learned skills at home. In other cases, speech-pathologists may record videos for their students,
with lessons and activities specifically tailored to your child’s needs, to be watched later. Still
other speech-pathologists are “pushing-in” to regular classroom on-line instruction to provide

support for those students who require services this way. Research has shown that providing
virtual services in these ways can be highly effective for most students.
How can I get teletherapy speech services for my child?
If you are parent of a child who has been receiving speech-language services during the school
year and have not been contacted by your district regarding the status of your child’s special
services, contact your district’s Office of Special Services immediately to find out what
provisions are being made for your child, including the possibility of teletherapy. While the
states have a clear responsibility to provide continued services to student with special needs
under IDEA, according to ASHA, “a school’s ability to offer telepractice services depends on
state regulations of telepractice for speech and language treatment, local school district policies,
technology capabilities of both the school district and family, and a variety of other factors
outside the control of parents and speech-language pathologists (SLPs).”
What if your child is unable to receive teletherapy, or what if you or your child’s SLP does
not think your child would not benefit from receiving services virtually?
For many children, telepractice offers equal benefits to therapy delivered in person. However, for
other children, it may not be appropriate to receive therapy in this way depending on the
individual child, their specific condition, and their strengths and weaknesses. If this is the case
for your child, voice your concerns to the district and ask what other provisions can be made for
your child, including the make-up for time lost once traditional therapy services can be resumed.
If your district has not approved of teletherapy, also ask how make-up services will be provided.
I suspect my child has a communication disorder. How can I get my child evaluated when
schools and clinics are closed for in-person services?
Many clinical and education assessments, including those for speech and language, are available
in digital format and can be administered remotely. However, the evaluation process is being
handled differently from state to state, and even from district to district. Some districts are
choosing to hold off on all evaluations until the new school year, when tests can be conducted in
the traditional manner. Others have been allowing on-line assessment in certain circumstances
utilizing approved tests. Contact your district to determine whether they are conducting speech-
language evaluations in this way. If they are not, let them know that you want your child to be on
a list to be evaluated as soon as traditional testing can be resumed

.During these challenging times, where can I find additional resources that will help me
navigate the process of getting my child services to best support communication, growth, and development?

There are many resources available to parents on-line, including those on the ASHA website.
Throughout this month of May, ASHA will distribute resources for parents and service
providers on more than a dozen focus areas in honor of their Better Speech and Hearing
campaign.

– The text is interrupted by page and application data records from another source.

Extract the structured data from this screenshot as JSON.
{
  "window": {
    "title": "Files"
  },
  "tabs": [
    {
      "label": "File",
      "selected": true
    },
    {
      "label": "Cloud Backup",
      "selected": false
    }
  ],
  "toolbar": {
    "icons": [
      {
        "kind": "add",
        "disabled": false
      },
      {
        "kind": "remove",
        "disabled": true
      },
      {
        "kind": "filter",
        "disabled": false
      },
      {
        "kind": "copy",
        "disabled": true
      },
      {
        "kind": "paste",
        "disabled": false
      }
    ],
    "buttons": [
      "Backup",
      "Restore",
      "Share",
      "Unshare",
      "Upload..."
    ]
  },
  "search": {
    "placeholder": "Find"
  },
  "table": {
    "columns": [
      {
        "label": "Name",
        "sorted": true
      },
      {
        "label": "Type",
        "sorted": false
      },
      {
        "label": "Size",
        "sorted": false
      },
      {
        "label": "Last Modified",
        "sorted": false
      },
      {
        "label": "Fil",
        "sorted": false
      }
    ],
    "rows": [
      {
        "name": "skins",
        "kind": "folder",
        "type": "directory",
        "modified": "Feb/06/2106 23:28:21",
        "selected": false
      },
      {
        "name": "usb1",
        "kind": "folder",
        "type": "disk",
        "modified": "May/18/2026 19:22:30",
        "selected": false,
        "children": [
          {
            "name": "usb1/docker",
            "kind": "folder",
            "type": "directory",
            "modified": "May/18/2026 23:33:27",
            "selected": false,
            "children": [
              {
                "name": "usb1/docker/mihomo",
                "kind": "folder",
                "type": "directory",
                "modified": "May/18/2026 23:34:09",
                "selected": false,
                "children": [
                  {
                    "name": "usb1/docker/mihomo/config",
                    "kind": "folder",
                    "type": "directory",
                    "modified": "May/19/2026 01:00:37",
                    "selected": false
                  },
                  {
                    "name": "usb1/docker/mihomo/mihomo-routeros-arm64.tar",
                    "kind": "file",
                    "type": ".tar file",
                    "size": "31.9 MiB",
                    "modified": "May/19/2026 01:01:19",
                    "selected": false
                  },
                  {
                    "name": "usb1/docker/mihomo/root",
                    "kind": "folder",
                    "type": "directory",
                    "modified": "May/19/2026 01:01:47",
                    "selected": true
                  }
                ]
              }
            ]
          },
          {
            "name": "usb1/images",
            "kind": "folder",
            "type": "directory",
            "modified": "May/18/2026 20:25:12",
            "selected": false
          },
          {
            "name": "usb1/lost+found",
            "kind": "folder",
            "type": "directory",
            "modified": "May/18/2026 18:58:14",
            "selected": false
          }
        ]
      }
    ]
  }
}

For more information and to view available resources, visit

“The Covid-19 pandemic has resulted in school closings throughout the world, and school
administrators have been challenged to find alternatives that will meet the needs of their students……”

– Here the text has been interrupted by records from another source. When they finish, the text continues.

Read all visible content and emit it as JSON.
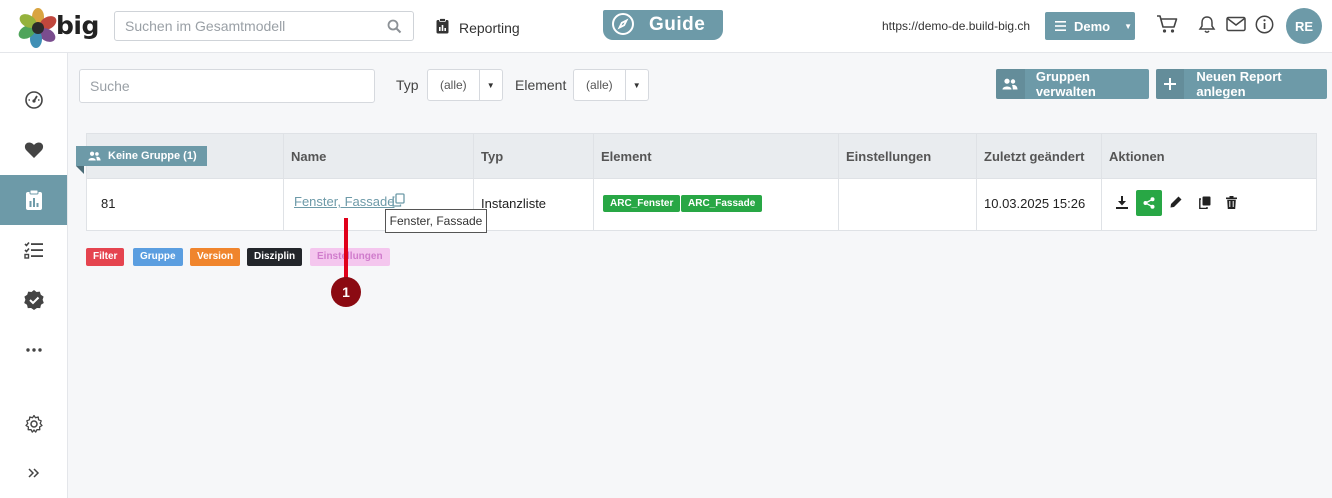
{
  "header": {
    "logo_text": "big",
    "global_search_placeholder": "Suchen im Gesamtmodell",
    "reporting_label": "Reporting",
    "guide_label": "Guide",
    "url": "https://demo-de.build-big.ch",
    "project_label": "Demo",
    "avatar_initials": "RE"
  },
  "toolbar": {
    "search_placeholder": "Suche",
    "type_label": "Typ",
    "type_value": "(alle)",
    "element_label": "Element",
    "element_value": "(alle)",
    "groups_button": "Gruppen verwalten",
    "new_report_button": "Neuen Report anlegen"
  },
  "table": {
    "group_badge": "Keine Gruppe (1)",
    "columns": [
      "Name",
      "Typ",
      "Element",
      "Einstellungen",
      "Zuletzt geändert",
      "Aktionen"
    ],
    "rows": [
      {
        "id": "81",
        "name": "Fenster, Fassade",
        "type": "Instanzliste",
        "elements": [
          "ARC_Fenster",
          "ARC_Fassade"
        ],
        "settings": "",
        "modified": "10.03.2025 15:26"
      }
    ],
    "tooltip": "Fenster, Fassade"
  },
  "legend": [
    {
      "label": "Filter",
      "color": "#e5444f"
    },
    {
      "label": "Gruppe",
      "color": "#5b9ee0"
    },
    {
      "label": "Version",
      "color": "#f0852d"
    },
    {
      "label": "Disziplin",
      "color": "#23262b"
    },
    {
      "label": "Einstellungen",
      "color": "#f4c6ee"
    }
  ],
  "annotation": {
    "number": "1"
  },
  "colors": {
    "accent": "#6d9aa8",
    "success": "#28a745",
    "annotation": "#8b0a12"
  }
}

Frances May

Debbie Chalifoux: Speech Language Pathologist 

Debbie is a licensed and certified Speech-Language Pathologist with Master’s Degrees in both Communication Disorders and Elementary Education. Debbie has over 17 years of experience providing speech-language therapy to preschoolers in a variety of settings and populations, including students with special needs, and in performing speech-language evaluations for both preschool and school-age children. , it is Debbie’s desire to work “wholistically” with families to promote optimal wellness for the “whole” child and the “whole” parent: in mind, in body and in spirit.